What you should do — Report all lines below with the word "glyph".

(Records supplied begins)

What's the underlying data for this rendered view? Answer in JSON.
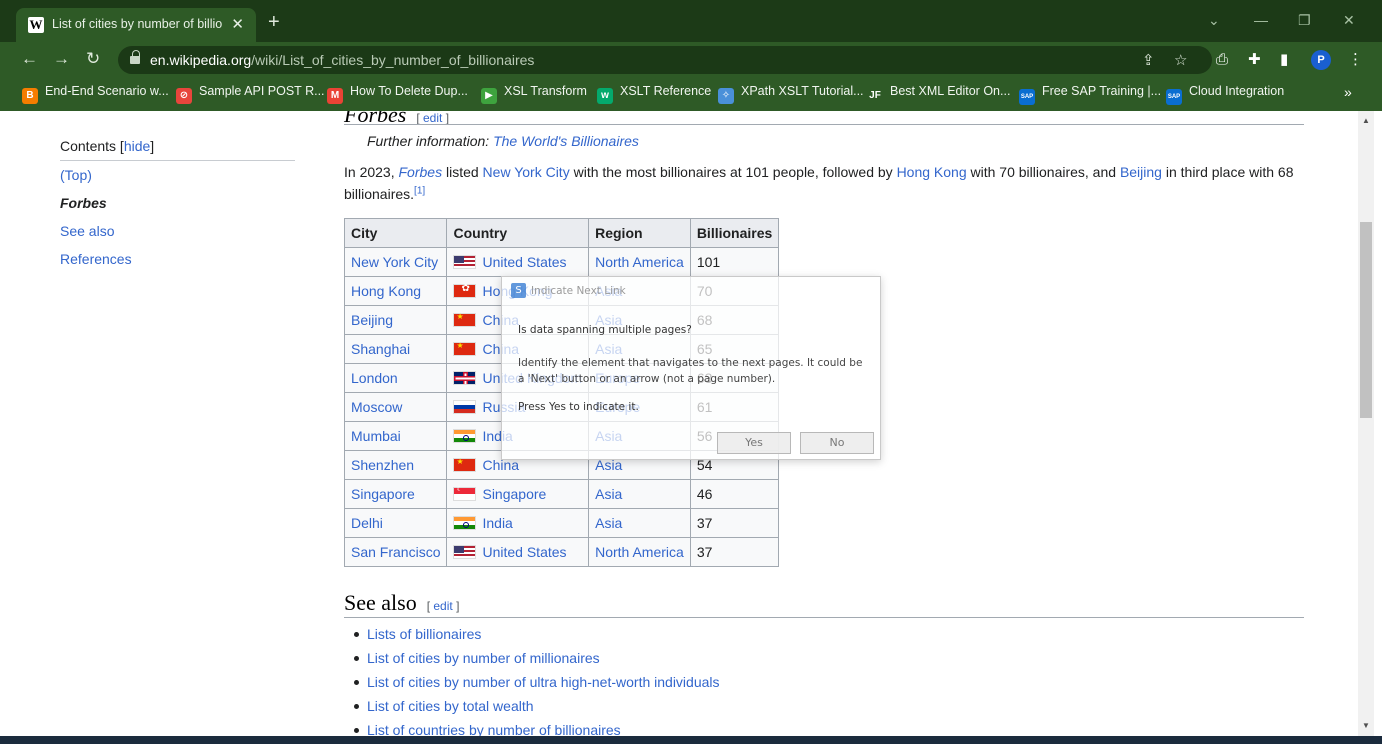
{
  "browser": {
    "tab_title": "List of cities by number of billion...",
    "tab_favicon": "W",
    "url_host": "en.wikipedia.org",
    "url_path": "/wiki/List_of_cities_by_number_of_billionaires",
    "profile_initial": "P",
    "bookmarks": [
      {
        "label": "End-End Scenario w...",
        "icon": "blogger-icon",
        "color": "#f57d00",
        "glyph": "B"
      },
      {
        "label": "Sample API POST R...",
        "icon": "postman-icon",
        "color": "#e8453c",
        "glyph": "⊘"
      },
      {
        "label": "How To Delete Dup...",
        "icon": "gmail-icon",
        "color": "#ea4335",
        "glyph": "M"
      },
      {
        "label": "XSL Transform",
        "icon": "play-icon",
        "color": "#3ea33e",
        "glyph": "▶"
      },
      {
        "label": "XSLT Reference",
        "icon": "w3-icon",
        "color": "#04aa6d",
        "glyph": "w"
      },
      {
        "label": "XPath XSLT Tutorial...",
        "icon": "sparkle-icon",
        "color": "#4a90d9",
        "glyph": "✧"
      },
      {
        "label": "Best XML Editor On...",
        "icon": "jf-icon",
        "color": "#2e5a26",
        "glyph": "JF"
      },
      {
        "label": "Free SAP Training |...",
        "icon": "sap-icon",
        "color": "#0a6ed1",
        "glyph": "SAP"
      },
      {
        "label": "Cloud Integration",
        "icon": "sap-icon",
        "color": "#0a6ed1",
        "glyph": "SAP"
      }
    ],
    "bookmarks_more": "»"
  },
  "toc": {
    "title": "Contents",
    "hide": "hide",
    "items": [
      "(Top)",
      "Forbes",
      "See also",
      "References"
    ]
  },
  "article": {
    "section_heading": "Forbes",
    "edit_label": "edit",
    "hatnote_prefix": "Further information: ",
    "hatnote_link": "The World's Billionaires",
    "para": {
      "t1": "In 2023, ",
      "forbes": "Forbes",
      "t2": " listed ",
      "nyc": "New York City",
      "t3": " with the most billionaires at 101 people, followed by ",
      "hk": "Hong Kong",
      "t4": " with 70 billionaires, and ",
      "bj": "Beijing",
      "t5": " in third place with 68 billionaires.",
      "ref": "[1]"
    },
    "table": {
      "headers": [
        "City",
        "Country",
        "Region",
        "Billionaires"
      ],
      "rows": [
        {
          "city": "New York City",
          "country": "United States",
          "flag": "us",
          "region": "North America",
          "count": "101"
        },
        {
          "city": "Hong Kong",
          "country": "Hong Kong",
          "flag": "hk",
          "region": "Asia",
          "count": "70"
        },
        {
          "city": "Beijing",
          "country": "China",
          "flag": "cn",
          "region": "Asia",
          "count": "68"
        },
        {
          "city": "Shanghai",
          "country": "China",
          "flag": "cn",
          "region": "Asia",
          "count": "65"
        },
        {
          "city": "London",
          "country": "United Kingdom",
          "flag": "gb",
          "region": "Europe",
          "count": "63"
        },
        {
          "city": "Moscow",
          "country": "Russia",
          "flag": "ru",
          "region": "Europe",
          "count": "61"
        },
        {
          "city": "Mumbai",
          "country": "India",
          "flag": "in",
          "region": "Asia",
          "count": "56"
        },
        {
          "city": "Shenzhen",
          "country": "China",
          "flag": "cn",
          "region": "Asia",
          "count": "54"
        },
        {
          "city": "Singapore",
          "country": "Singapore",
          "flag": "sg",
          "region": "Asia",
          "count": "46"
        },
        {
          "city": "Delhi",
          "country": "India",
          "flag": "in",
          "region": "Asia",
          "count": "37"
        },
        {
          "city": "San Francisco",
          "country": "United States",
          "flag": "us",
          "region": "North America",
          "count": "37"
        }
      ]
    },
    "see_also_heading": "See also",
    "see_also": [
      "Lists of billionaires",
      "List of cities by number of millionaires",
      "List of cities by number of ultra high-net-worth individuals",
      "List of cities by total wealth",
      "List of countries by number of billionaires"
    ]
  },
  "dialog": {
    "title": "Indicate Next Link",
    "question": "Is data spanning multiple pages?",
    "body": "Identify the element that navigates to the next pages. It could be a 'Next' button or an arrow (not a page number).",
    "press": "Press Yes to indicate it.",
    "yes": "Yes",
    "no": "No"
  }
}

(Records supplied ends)

Solution to the problem —
        "glyph": "B"
        "glyph": "⊘"
        "glyph": "M"
        "glyph": "▶"
        "glyph": "w"
        "glyph": "✧"
        "glyph": "JF"
        "glyph": "SAP"
        "glyph": "SAP"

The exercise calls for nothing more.